PART 4 of the extended essay by a guest writer, Peter Marriott, on the question of transit on Robson Street. 

Part 1 is here.  Part 2 is here.  Part 3 is here.


Future Possibilities

The City mentions that Translink will be conducting a “service review” of the Downtown core, once again suggesting that “careful planning” will give us a better bus route if Robson Square is closed. But, in fact, a service review that focuses on building transit’s ridership is likely to find that Robson Square is an even more important transit route than it is today. Rather than “helping guide improved bus routes,” closing the street to transit actually means closing the door to possible improvements.

An immediate improvement to the #5 line, for instance, would extend it to Waterfront Station and route via Granville both ways instead of making a one‑way loop on Richards.
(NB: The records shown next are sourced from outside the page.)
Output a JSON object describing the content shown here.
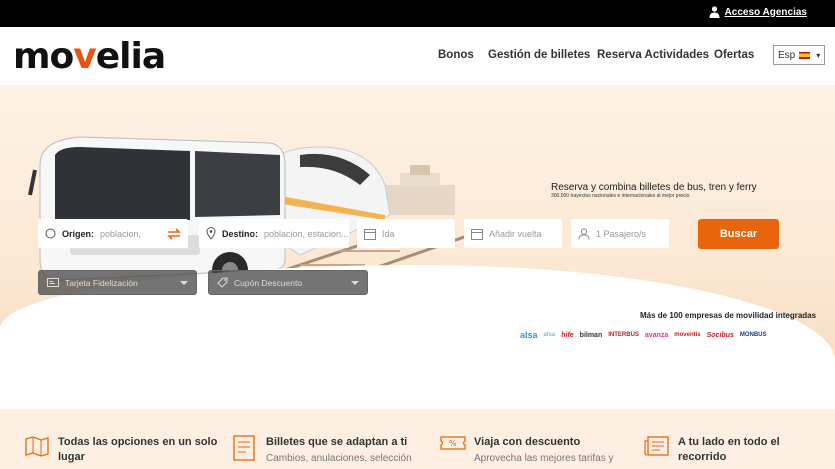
{
  "topbar": {
    "agency_label": "Acceso Agencias"
  },
  "header": {
    "nav": [
      "Bonos",
      "Gestión de billetes",
      "Reserva Actividades",
      "Ofertas"
    ],
    "lang": "Esp"
  },
  "hero": {
    "tagline": "Reserva y combina billetes de bus, tren y ferry",
    "subtagline": "300.000 trayectos nacionales e internacionales al mejor precio"
  },
  "search": {
    "origin_label": "Origen:",
    "origin_placeholder": "poblacion,",
    "destination_label": "Destino:",
    "destination_placeholder": "poblacion, estacion...",
    "ida": "Ida",
    "vuelta": "Añadir vuelta",
    "passengers": "1 Pasajero/s",
    "button": "Buscar",
    "loyalty": "Tarjeta Fidelización",
    "coupon": "Cupón Descuento"
  },
  "partners": {
    "title": "Más de 100 empresas de movilidad integradas",
    "names": [
      "alsa",
      "alsa",
      "hife",
      "bilman",
      "INTERBUS",
      "avanza",
      "moventis",
      "Socibus",
      "MONBUS"
    ]
  },
  "features": [
    {
      "title_1": "Todas las opciones en un solo",
      "title_2": "lugar",
      "desc": ""
    },
    {
      "title_1": "Billetes que se adaptan a ti",
      "title_2": "",
      "desc": "Cambios, anulaciones, selección"
    },
    {
      "title_1": "Viaja con descuento",
      "title_2": "",
      "desc": "Aprovecha las mejores tarifas y"
    },
    {
      "title_1": "A tu lado en todo el",
      "title_2": "recorrido",
      "desc": ""
    }
  ],
  "colors": {
    "accent": "#e9650d",
    "logo_v": "#e9530d"
  }
}
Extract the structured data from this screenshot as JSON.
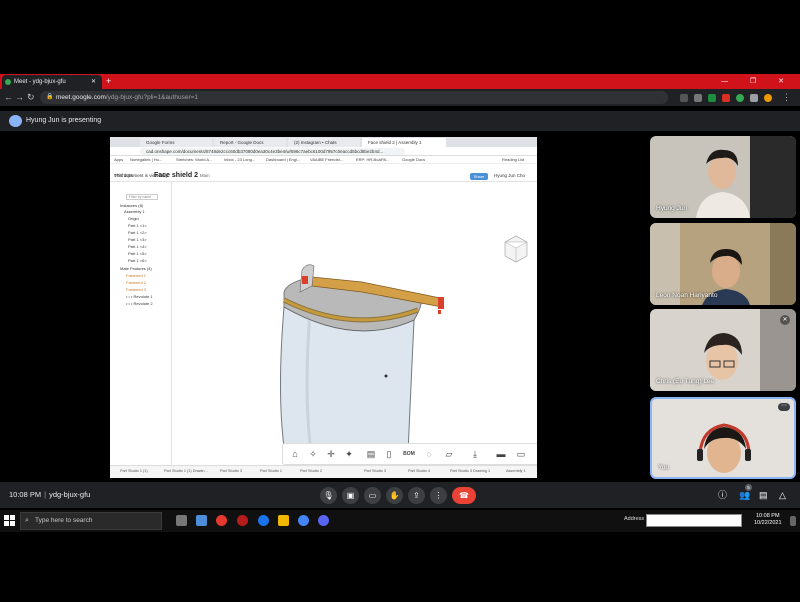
{
  "browser": {
    "tab_title": "Meet - ydg-bjux-gfu",
    "new_tab": "+",
    "window_controls": "— ❐ ✕",
    "url_host": "meet.google.com",
    "url_path": "/ydg-bjux-gfu?pli=1&authuser=1",
    "icons": [
      "back-icon",
      "forward-icon",
      "reload-icon",
      "lock-icon",
      "extensions-icon",
      "menu-icon"
    ]
  },
  "meet": {
    "presenting_text": "Hyung Jun is presenting",
    "time": "10:08 PM",
    "meeting_code": "ydg-bjux-gfu",
    "participant_count": "5",
    "participants": [
      {
        "name": "Hyung Jun"
      },
      {
        "name": "Leon Noah Hariyanto"
      },
      {
        "name": "Chris (Eu Tung) Lee"
      },
      {
        "name": "You"
      }
    ],
    "controls": [
      "mic-icon",
      "camera-icon",
      "captions-icon",
      "raise-hand-icon",
      "present-icon",
      "more-options-icon",
      "end-call-icon"
    ],
    "right_controls": [
      "info-icon",
      "people-icon",
      "chat-icon",
      "activities-icon"
    ],
    "colors": {
      "top_bar": "#d0121b",
      "hangup": "#ea4335",
      "bg": "#202124"
    }
  },
  "shared_screen": {
    "tabs": [
      "Google Forms",
      "Report - Google Docs",
      "(2) Instagram • Chats",
      "Face shield 2 | Assembly 1"
    ],
    "url": "cad.onshape.com/documents/8748de2ccc60db37080d0ea30c4e3be4/w/596c7aebc6100d7957c0eaccd5bcd8be2b4d...",
    "bookmarks": [
      "Apps",
      "Nortegaltek | Hu...",
      "Stretches: World A...",
      "Inbox - 23 Long...",
      "Dashboard | Engl...",
      "VAAIBE Friendst...",
      "ERP: HR-BoAPA...",
      "Google Docs",
      "Reading List"
    ],
    "app_logo": "onshape",
    "doc_title": "Face shield 2",
    "doc_sub": "Main",
    "share_label": "Share",
    "user_label": "Hyung Jun Cho",
    "view_only": "This document is view only.",
    "filter_placeholder": "Filter by name",
    "tree": {
      "instances": "Instances (8)",
      "assembly": "Assembly 1",
      "origin": "Origin",
      "parts": [
        "Part 1 <1>",
        "Part 1 <2>",
        "Part 1 <3>",
        "Part 1 <4>",
        "Part 1 <5>",
        "Part 1 <6>"
      ],
      "features_header": "Mate Features (4)",
      "features": [
        "Fastened 1",
        "Fastened 2",
        "Fastened 3"
      ],
      "extra": [
        "• • • Revolute 1",
        "• • • Revolute 2"
      ]
    },
    "toolbar_icons": [
      "home-icon",
      "explode-icon",
      "move-icon",
      "mate-icon",
      "section-icon",
      "document-icon",
      "bom-icon",
      "comment-icon",
      "export-icon",
      "print-icon",
      "layout-icon",
      "more-icon"
    ],
    "bom_label": "BOM",
    "bottom_tabs": [
      "Part Studio 1 (1)",
      "Part Studio 1 (1) Drawin...",
      "Part Studio 3",
      "Part Studio 1",
      "Part Studio 2",
      "Part Studio 3",
      "Part Studio 4",
      "Part Studio 3 Drawing 1",
      "Assembly 1"
    ]
  },
  "taskbar": {
    "search_placeholder": "Type here to search",
    "address_label": "Address",
    "time": "10:08 PM",
    "date": "10/22/2021"
  }
}
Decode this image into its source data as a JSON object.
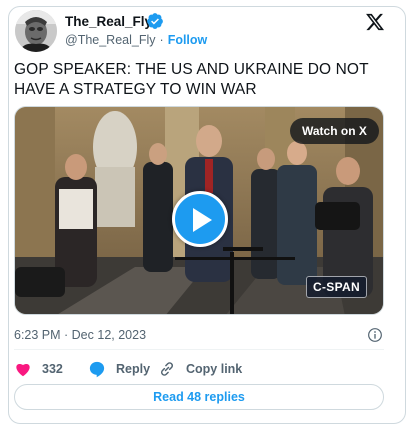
{
  "author": {
    "display_name": "The_Real_Fly",
    "handle": "@The_Real_Fly",
    "follow_label": "Follow",
    "separator": "·",
    "verified_icon": "verified-badge-icon",
    "avatar_icon": "avatar-portrait"
  },
  "header": {
    "x_logo_icon": "x-logo-icon"
  },
  "tweet": {
    "text": "GOP SPEAKER: THE US AND UKRAINE DO NOT HAVE A STRATEGY TO WIN WAR",
    "timestamp": "6:23 PM · Dec 12, 2023"
  },
  "media": {
    "watch_label": "Watch on X",
    "play_icon": "play-icon",
    "broadcaster_watermark": "C-SPAN"
  },
  "actions": {
    "like_count": "332",
    "reply_label": "Reply",
    "copy_link_label": "Copy link",
    "read_replies_label": "Read 48 replies"
  },
  "colors": {
    "accent": "#1d9bf0",
    "like_heart": "#f91880",
    "text_primary": "#0f1419",
    "text_secondary": "#536471",
    "border": "#cfd9de"
  }
}
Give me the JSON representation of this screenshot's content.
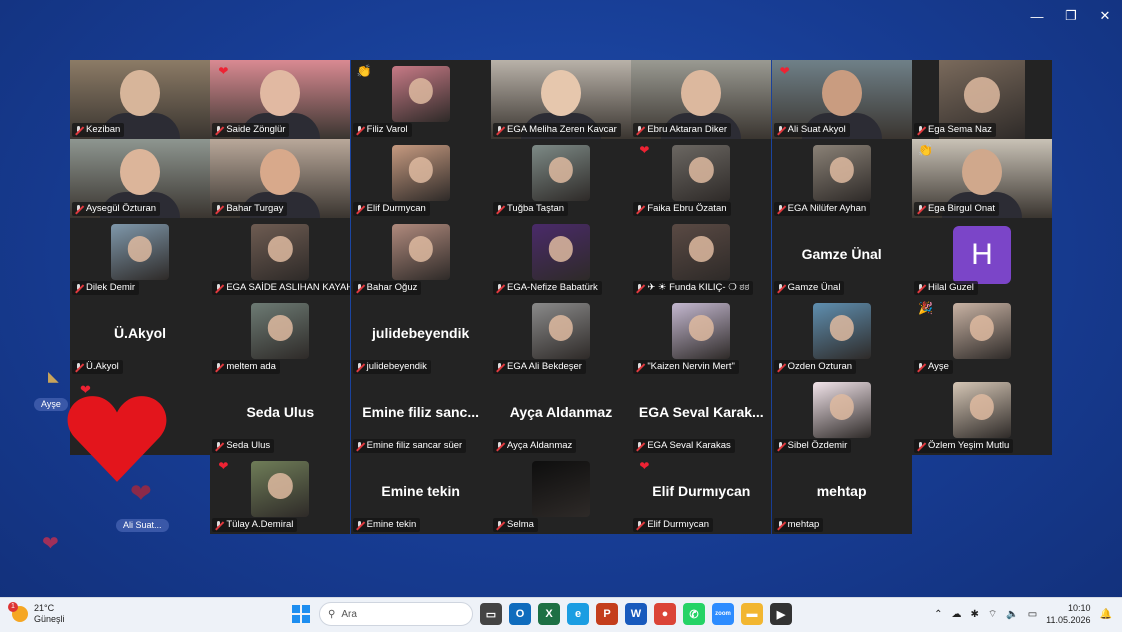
{
  "window": {
    "minimize": "—",
    "restore": "❐",
    "close": "✕"
  },
  "participants": [
    {
      "name": "Keziban",
      "kind": "photo",
      "bg": "#8c7b66",
      "skin": "#d7b59a"
    },
    {
      "name": "Saide Zönglür",
      "kind": "photo",
      "bg": "#d98a92",
      "skin": "#e1b9a2",
      "active": true,
      "reaction": "❤"
    },
    {
      "name": "Filiz Varol",
      "kind": "thumb",
      "bg": "#c77a86",
      "clap": "👏"
    },
    {
      "name": "EGA Meliha Zeren Kavcar",
      "kind": "photo",
      "bg": "#b9b2a9",
      "skin": "#e6c7ad"
    },
    {
      "name": "Ebru Aktaran Diker",
      "kind": "photo",
      "bg": "#9a9a92",
      "skin": "#dcb89e"
    },
    {
      "name": "Ali Suat Akyol",
      "kind": "photo",
      "bg": "#6f8088",
      "skin": "#c99c80",
      "reaction": "❤"
    },
    {
      "name": "Ega Sema Naz",
      "kind": "thumb-full",
      "bg": "#7a6a5c"
    },
    {
      "name": "Aysegül Özturan",
      "kind": "photo",
      "bg": "#8e9690",
      "skin": "#dcb59a"
    },
    {
      "name": "Bahar Turgay",
      "kind": "photo",
      "bg": "#b9a89a",
      "skin": "#d8a98b"
    },
    {
      "name": "Elif Durmуcan",
      "kind": "thumb",
      "bg": "#c69a80"
    },
    {
      "name": "Tuğba Taştan",
      "kind": "thumb",
      "bg": "#7d8a86"
    },
    {
      "name": "Faika Ebru Özatan",
      "kind": "thumb",
      "bg": "#6b6762",
      "reaction": "❤"
    },
    {
      "name": "EGA Nilüfer Ayhan",
      "kind": "thumb",
      "bg": "#8a8176"
    },
    {
      "name": "Ega Birgul Onat",
      "kind": "photo",
      "bg": "#c9c2b6",
      "skin": "#d0a88c",
      "clap": "👏"
    },
    {
      "name": "Dilek Demir",
      "kind": "thumb",
      "bg": "#7f98ab"
    },
    {
      "name": "EGA SAİDE ASLIHAN KAYAH...",
      "kind": "thumb",
      "bg": "#6e5c52"
    },
    {
      "name": "Bahar Oğuz",
      "kind": "thumb",
      "bg": "#b08a7d"
    },
    {
      "name": "EGA-Nefize Babatürk",
      "kind": "thumb",
      "bg": "#4a2a6a"
    },
    {
      "name": "✈ ☀ Funda KILIÇ- ❍ ಠಠ",
      "kind": "thumb",
      "bg": "#5a4a44"
    },
    {
      "name": "Gamze Ünal",
      "kind": "name",
      "display": "Gamze Ünal"
    },
    {
      "name": "Hilal Guzel",
      "kind": "letter",
      "letter": "H"
    },
    {
      "name": "Ü.Akyol",
      "kind": "name",
      "display": "Ü.Akyol"
    },
    {
      "name": "meltem ada",
      "kind": "thumb",
      "bg": "#6d7b74"
    },
    {
      "name": "julidebeyendik",
      "kind": "name",
      "display": "julidebeyendik"
    },
    {
      "name": "EGA  Ali  Bekdeşer",
      "kind": "thumb",
      "bg": "#8a8a8a"
    },
    {
      "name": "\"Kaizen Nervin Mert\"",
      "kind": "thumb",
      "bg": "#c4b8d0"
    },
    {
      "name": "Ozden Ozturan",
      "kind": "thumb",
      "bg": "#5f8fb0"
    },
    {
      "name": "Ayşe",
      "kind": "thumb",
      "bg": "#c9b3a4",
      "clap": "🎉"
    },
    {
      "name": "",
      "kind": "empty"
    },
    {
      "name": "Seda Ulus",
      "kind": "name",
      "display": "Seda Ulus"
    },
    {
      "name": "Emine filiz sancar süer",
      "kind": "name",
      "display": "Emine  filiz  sanc..."
    },
    {
      "name": "Ayça Aldanmaz",
      "kind": "name",
      "display": "Ayça Aldanmaz"
    },
    {
      "name": "EGA Seval Karakas",
      "kind": "name",
      "display": "EGA  Seval  Karak..."
    },
    {
      "name": "Sibel Özdemir",
      "kind": "thumb",
      "bg": "#f2e4ea"
    },
    {
      "name": "Özlem Yeşim Mutlu",
      "kind": "thumb",
      "bg": "#d5c6b5"
    },
    {
      "name": "",
      "kind": "gap"
    },
    {
      "name": "Tülay A.Demiral",
      "kind": "thumb",
      "bg": "#6f7d58",
      "reaction": "❤"
    },
    {
      "name": "Emine tekin",
      "kind": "name",
      "display": "Emine tekin"
    },
    {
      "name": "Selma",
      "kind": "thumb",
      "bg": "#0e0e0e"
    },
    {
      "name": "Elif Durmıycan",
      "kind": "name",
      "display": "Elif Durmıycan",
      "reaction": "❤"
    },
    {
      "name": "mehtap",
      "kind": "name",
      "display": "mehtap"
    }
  ],
  "floating": {
    "ayse_bubble": "Ayşe",
    "ali_bubble": "Ali Suat..."
  },
  "taskbar": {
    "weather_temp": "21°C",
    "weather_desc": "Güneşli",
    "weather_badge": "1",
    "search_placeholder": "Ara",
    "apps": [
      {
        "name": "task-view",
        "label": "▭",
        "color": "#444"
      },
      {
        "name": "outlook",
        "label": "O",
        "color": "#0f6cbd"
      },
      {
        "name": "excel",
        "label": "X",
        "color": "#1d7044"
      },
      {
        "name": "edge",
        "label": "e",
        "color": "#1b9de2"
      },
      {
        "name": "powerpoint",
        "label": "P",
        "color": "#c43e1c"
      },
      {
        "name": "word",
        "label": "W",
        "color": "#185abd"
      },
      {
        "name": "chrome",
        "label": "●",
        "color": "#db4437"
      },
      {
        "name": "whatsapp",
        "label": "✆",
        "color": "#25d366"
      },
      {
        "name": "zoom",
        "label": "zoom",
        "color": "#2d8cff"
      },
      {
        "name": "file-explorer",
        "label": "▬",
        "color": "#f2b630"
      },
      {
        "name": "media-player",
        "label": "▶",
        "color": "#333"
      }
    ],
    "time": "10:10",
    "date": "11.05.2026"
  }
}
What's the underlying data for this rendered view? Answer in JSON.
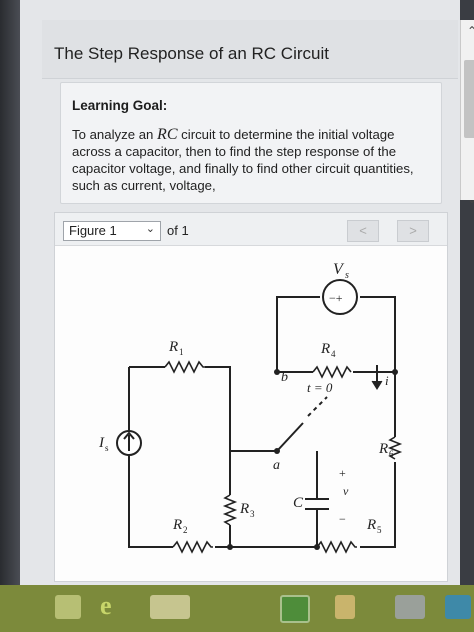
{
  "header": {
    "title": "The Step Response of an RC Circuit"
  },
  "learning_goal": {
    "heading": "Learning Goal:",
    "text_before": "To analyze an ",
    "rc": "RC",
    "text_after": " circuit to determine the initial voltage across a capacitor, then to find the step response of the capacitor voltage, and finally to find other circuit quantities, such as current, voltage,"
  },
  "figure_toolbar": {
    "selected": "Figure 1",
    "of_label": "of 1",
    "prev": "<",
    "next": ">"
  },
  "circuit": {
    "labels": {
      "vs": "V",
      "vs_sub": "s",
      "r1": "R",
      "r1_sub": "1",
      "r2": "R",
      "r2_sub": "2",
      "r3": "R",
      "r3_sub": "3",
      "r4": "R",
      "r4_sub": "4",
      "r5": "R",
      "r5_sub": "5",
      "r6": "R",
      "r6_sub": "6",
      "is": "I",
      "is_sub": "s",
      "c": "C",
      "v": "v",
      "plus": "+",
      "minus": "−",
      "i": "i",
      "node_a": "a",
      "node_b": "b",
      "switch_time": "t = 0",
      "vs_symbol": "−+"
    }
  }
}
This requires no new trolley wire or other infrastructure, but it would require a commitment from the City to provide more consistent transit service on Granville (the reason the #5 has been routed via Richards is that when Granville is closed, all other southbound services are rerouted to Howe, but the turn from Howe to Robson is impossible. Because Granville is closed so often, Translink decided in 2011 to route the #5 via Richards at all times).


But the real gap (and opportunity) in Downtown Vancouver is that Yaletown and Downtown South are severely underserved. Keeping Robson Square open to transit allows for transit service on Robson and Davie to be extended east to provide continuous service along the entire length of their respective streets, creating a downtown transit network that provides direct and convenient connections between downtown communities and the broader transit network.


A transit network like this could support a better pedestrian environment and better public spaces, too. A decision to prioritize transit along with walking and cycling could lead to the development of a transit‑accessible greenway all along Robson, as the City once considered. Better transit service to the east side of downtown could go a long way toward redeveloping Larwill Park as a public square.

These are my concepts only, but the broader point is this: a review of transit service in Downtown Vancouver that actually attempted to increase ridership, legibility and accessibility would likely find that Robson Street needs a two‑way, frequent, continuous transit service. In fact, I don’t see a plausible way for any other line to effectively serve the east end of Robson, which currently has only one‑way loop service from the #17 line. Closing off the possibility of transit service through Robson Square permanently limits future options to build Downtown transit ridership.


TOMORROW: Conceptualizing and Understanding Transit

* Bold emphases mine.